Jacques Rousseau, Lecturer of Critical Thinking and Ethics and UCT says it is better for people to vote than not to vote. He says making voting compulsory, which is done in other countries, sounds like an invasion of people's liberty.
Rousseau believes that the more people who vote in an election, the more representative the government will be of the population. He equates this to scientific research, where the bigger one's sample, the more accurate the results.
I don't think abstaining sends a good enough signal, because abstaining could be for sheer laziness or form some sort of principled choice— Jacques Rousseau, Lecturer at UCT

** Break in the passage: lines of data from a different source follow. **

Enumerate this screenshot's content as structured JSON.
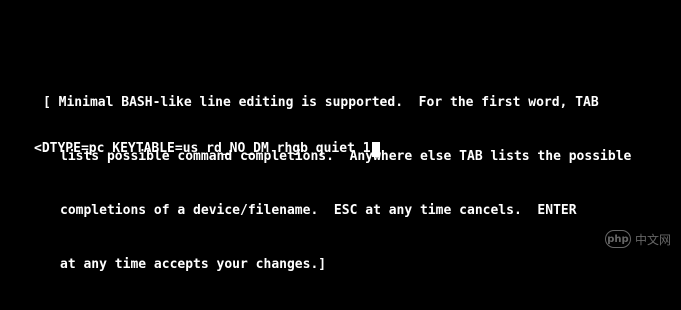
{
  "help_text": {
    "lines": [
      "[ Minimal BASH-like line editing is supported.  For the first word, TAB",
      "lists possible command completions.  Anywhere else TAB lists the possible",
      "completions of a device/filename.  ESC at any time cancels.  ENTER",
      "at any time accepts your changes.]"
    ]
  },
  "command_line": {
    "value": "<DTYPE=pc KEYTABLE=us rd_NO_DM rhgb quiet 1"
  },
  "watermark": {
    "logo": "php",
    "text": "中文网"
  },
  "colors": {
    "background": "#000000",
    "text": "#ffffff"
  }
}
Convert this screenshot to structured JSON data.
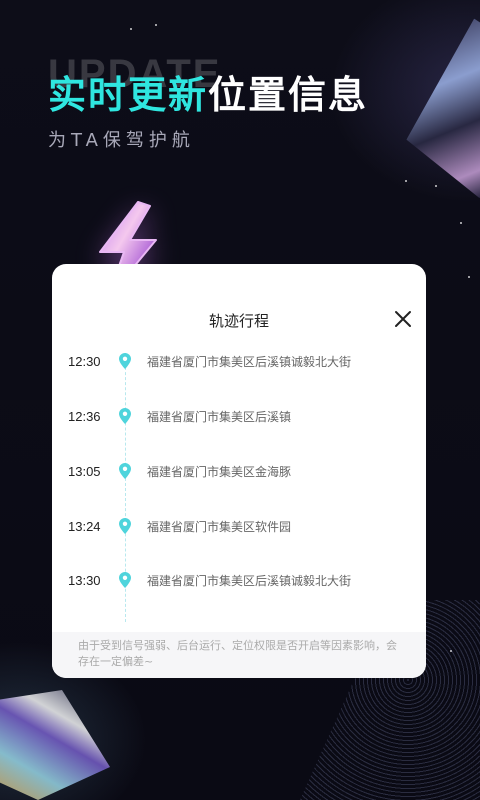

According to Rousseau, there is no lesson to be had in people abstaining. Rather send a message of protest by going to the polls and simply spoiling your ballots.
I think a substantial increase in spoiled ballots does send a clearer signal— Jacques Rousseau, Lecturer at UCT
We need to play a long term game. Going to vote increases legitimacy and people's confidence. We need to play the long game and hold our own political parties accountable.— Jacques Rousseau, Lecturer at UCT
Listen to the full conversation below: